Lessons in Listening
UNC researchers capture the songs and study the behavior of canyon and rock wrens
By Debbie Pitner Moors
It’s a gray fall morning at Bobcat Ridge Natural Area just west of Loveland. UNC biology
professor Lauryn Benedict, doctoral student Nadje Najar and master’s student TJ Hathcock
walk along a high path, then stop as Hathcock lifts his binoculars and looks toward
a rocky outcropping.
Somehow, amidst the myriad natural sounds drifting over the landscape, he’s picked out the sound of a rock wren, like a miner sifting for gold. His hearing is tuned to the musical notes of this small, brown bird, and Benedict and Najar hear it too, lifting their own binoculars.
This is a bird species that all three of the scientists know well. Benedict has been studying the rock wren and its cousin, the canyon wren, for six years. Najar has just returned to Greeley after a summer-long study of rock wrens that traversed from Texas to Montana, and Hathcock has spent the last two summers scaling rocky outcroppings to play rock and canyon wren recordings and capture their sounds.
The iconic song of the canyon wren is arguably the soundtrack of the American West, lifting and curling and cascading along canyons, boulder fields and cliffs that range from central Mexico to just south of the U.S./Canadian border. The song of the rock wren is less well known, but is also part of the acoustic fabric of rocky western habitats.
While Benedict, Najar and Hathcock each focus on different questions about canyon wrens and rock wrens, their research interconnects as they study social behavior and communication, as well as habitat use, in these cliff-associated wren species.
The songs of canyon and rock wrens haven’t been studied much, so the team’s work at UNC is an important foray into new areas. They’re looking at how habitat may affect song, the differences in vocalization of males and females, how they communicate, how birdsong has evolved and how the birds respond to intruders.
“Animals do things differently,” says Najar, pointing out that rock wrens she studies react to intruders in different ways. “Some don’t give themselves away at first. Others charge in. You get extremes of aggression versus non-confrontation.”
Although canyon wrens and rock wrens are closely related, a curious and significant difference between the two species has to do with the number of songs in their repertoires.
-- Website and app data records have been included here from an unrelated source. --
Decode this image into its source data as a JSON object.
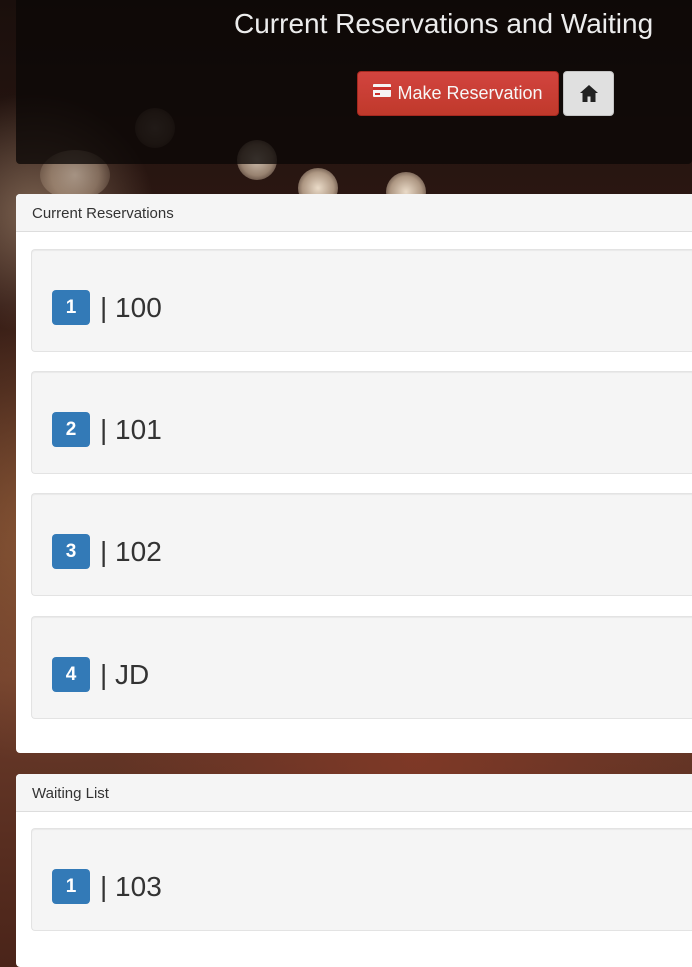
{
  "header": {
    "title": "Current Reservations and Waiting",
    "make_reservation_label": "Make Reservation"
  },
  "icons": {
    "reserve": "credit-card-icon",
    "home": "home-icon"
  },
  "colors": {
    "reserve_button": "#c9302c",
    "badge": "#337ab7",
    "home_button": "#e0e0e0"
  },
  "reservations": {
    "heading": "Current Reservations",
    "items": [
      {
        "badge": "1",
        "text": "| 100"
      },
      {
        "badge": "2",
        "text": "| 101"
      },
      {
        "badge": "3",
        "text": "| 102"
      },
      {
        "badge": "4",
        "text": "| JD"
      }
    ]
  },
  "waiting": {
    "heading": "Waiting List",
    "items": [
      {
        "badge": "1",
        "text": "| 103"
      }
    ]
  }
}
While a single canyon wren sings about five different song types, a rock wren far surpasses that, with a loquacious 120 songs. Why have two closely related species evolved so differently from a communication standpoint? That’s a question that could bring insight into how bird behavior and communication are shaped by factors like social context, habitat and population density.
To investigate these issues, Benedict and her team record birdsong in the field, then use technology to translate sound into a visual representation of song pitch, duration and changes that are often too subtle for the human ear. The resulting spectograms paint a picture that’s helping sort out small differences in communication from one wren to the next.
Individual birds of the same species all sing songs that recognizably belong to that species, much the same way that people speaking a single language all use the same words and phrases. Nevertheless, there are differences between individuals in terms of the particular song types they use and the way they sing them.
As among humans, these differences can arise from geography — populations that are distant from each other often have different “dialects” or “accents” — or they can arise from individual differences. Benedict, Najar and Hathcock are all working to understand some of the individual level differences that cause the songs of each bird in a neighborhood to sound unique.
Studying how and why these little brown wrens communicate can be an exercise in patience. Describing a typical day in the field, Hathcock says he’s often awake at 4 a.m., spends about an hour driving to the field, then hikes in (loaded with recording equipment, binoculars and a backpack), and sets up and waits (sometimes for hours) for the show’s star to appear. But it’s work that he loves. And it’s a love for science that he hopes to share once he finishes his master’s degree in Biology by becoming a high school teacher. “My generation is so tech-oriented,” he says. “We’re really trying to get kids out of the classroom.”
Sparking an interest in the natural world may just be one of the benefits of studying bird communication and behavior. Scientists are also looking at the effects of birdsong on humans — from lowering anxiety to improving study skills and concentration.
Along the rocky shoulders of Colorado’s Bobcat Ridge, distanced from the noise and pervasive technology of everyday life, it’s not hard to imagine the therapeutic benefits of birdsong. It’s a lesson in listening and connecting — in being immersed in the landscape rather than passing through it, finding the current of music that slips through the natural world.